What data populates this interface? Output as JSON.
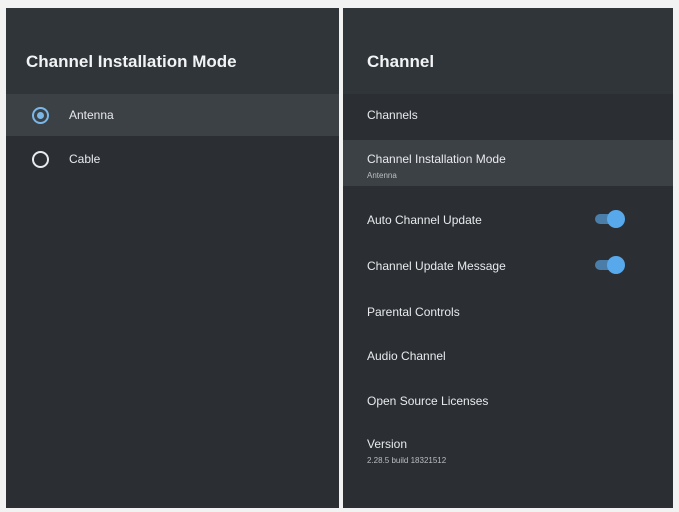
{
  "left_panel": {
    "title": "Channel Installation Mode",
    "options": [
      {
        "label": "Antenna",
        "selected": true
      },
      {
        "label": "Cable",
        "selected": false
      }
    ]
  },
  "right_panel": {
    "title": "Channel",
    "items": [
      {
        "label": "Channels"
      },
      {
        "label": "Channel Installation Mode",
        "sublabel": "Antenna"
      },
      {
        "label": "Auto Channel Update",
        "toggle": true
      },
      {
        "label": "Channel Update Message",
        "toggle": true
      },
      {
        "label": "Parental Controls"
      },
      {
        "label": "Audio Channel"
      },
      {
        "label": "Open Source Licenses"
      },
      {
        "label": "Version",
        "sublabel": "2.28.5 build 18321512"
      }
    ]
  },
  "colors": {
    "panel_bg": "#2b2f33",
    "header_bg": "#30353a",
    "focus_bg": "#3c4146",
    "accent": "#58a9ec"
  }
}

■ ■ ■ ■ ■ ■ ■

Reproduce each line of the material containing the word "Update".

        "label": "Auto Channel Update",
        "label": "Channel Update Message",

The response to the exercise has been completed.